That inspection was scheduled to take place tomorrow (29 October). But on 20 October, and completely out of the blue, the member received a letter from the union. That letter, carrying the signature of a national officer, was accompanied by a draft agreement. In the letter, the national officer informed the member that he was required to sign the draft agreement in advance of the inspection.

The draft agreement – which can only be described as a “secrecy agreement” – had no status under the relevant legislation. The agreement contained a list of unacceptably rigid conditions and was deeply flawed in all sorts of other ways. For example, it wrongly assigned to the member the same responsibilities as an FBU “data controller”; it made a highly restrictive (and inaccurate) statement about the purposes for which a member may inspect the accounting records under the legislation; and it required the member to accept that he must not use any personal information gathered from the records for any purpose other than pursuing a formal complaint or legal proceedings.

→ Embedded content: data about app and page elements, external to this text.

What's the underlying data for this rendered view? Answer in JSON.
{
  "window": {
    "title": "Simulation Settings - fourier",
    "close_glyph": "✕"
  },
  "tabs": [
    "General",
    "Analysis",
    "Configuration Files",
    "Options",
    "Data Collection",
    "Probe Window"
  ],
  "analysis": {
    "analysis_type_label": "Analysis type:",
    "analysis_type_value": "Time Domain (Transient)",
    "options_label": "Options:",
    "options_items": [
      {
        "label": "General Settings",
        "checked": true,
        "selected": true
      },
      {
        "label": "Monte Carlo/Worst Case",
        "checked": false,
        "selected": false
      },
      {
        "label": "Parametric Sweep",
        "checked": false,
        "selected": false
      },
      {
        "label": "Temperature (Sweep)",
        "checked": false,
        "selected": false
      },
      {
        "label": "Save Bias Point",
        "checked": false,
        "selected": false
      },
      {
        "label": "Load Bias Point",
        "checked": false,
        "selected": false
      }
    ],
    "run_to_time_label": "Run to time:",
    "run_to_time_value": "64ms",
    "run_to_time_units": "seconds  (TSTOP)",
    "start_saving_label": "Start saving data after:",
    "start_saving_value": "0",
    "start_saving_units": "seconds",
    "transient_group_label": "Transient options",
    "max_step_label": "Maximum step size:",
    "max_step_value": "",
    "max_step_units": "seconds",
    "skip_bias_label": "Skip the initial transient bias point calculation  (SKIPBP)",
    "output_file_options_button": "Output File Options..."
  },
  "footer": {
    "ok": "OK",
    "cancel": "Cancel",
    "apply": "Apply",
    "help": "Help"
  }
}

This final stipulation meant that if the member came across information that called into question the actions of officials, he would be prevented from raising his concerns outside of very tightly-defined and restrictive channels. So, for example, if the member had found that an individual official or committee of officials had misapplied funds of the union, his only recourse would be to submit a formal complaint about the matter to senior officials or to pursue legal proceedings. He would not be able to raise his concerns publicly – or even with other members of the union!

This plainly amounted to a blatant attempt on the part of the leadership to gag the member. In demanding he sign such an agreement before permitting him to inspect the accounts, the leadership was clearly seeking to avoid scrutiny for how they managed the finances of the union. They were also acting well beyond the boundaries of the relevant legislation.

In a letter of reply, the member made it clear to the FBU leadership that his legal right to inspect the union’s accounts was not contingent upon his signing the draft agreement, and he would not do so. The member’s right under the relevant Act to inspect the union’s accounts was unqualified, yet here was the FBU leadership trying to attach all sorts of qualifications to it.

In response, the leadership maintained that the member was required to sign the draft agreement and, quite shockingly, threatened him with a court injunction if he didn’t sign! They also said that they would seek to recover the costs of any court action from the member personally!

But still the member stuck to his guns, telling the leadership again that the legislation did not require him to sign a secrecy agreement before any inspection of the accounts could take place. This prompted the leadership to inform the member – at less than 24 hours’ notice – that the inspection was now cancelled.

Such conduct by FBU leaders will be seen by most right-thinking people as deplorable. That a union leadership should resort to threatening a member with court action simply because he has sought to exercise his legal right to inspect the organisation’s accounts is truly inexcusable.

The matter will now go back to the trade union certification officer for adjudication.

Once again, the FBU leadership is left with serious questions to answer. This is a leadership which has always been very quick to talk about its commitment to internal democracy, accountability and transparency. Yet, whenever it is challenged or asked to account for its decisions, its deeply authoritarian nature comes to the surface.

The FBU’s general secretary has previously stood for election on a promise to give grassroots members’ greater control and oversight over how union funds are spent. He even once wrote a pamphlet which made that very case.

The title of the pamphlet..? Whose Money is it Anyway?

Many FBU members will today be asking themselves that same question.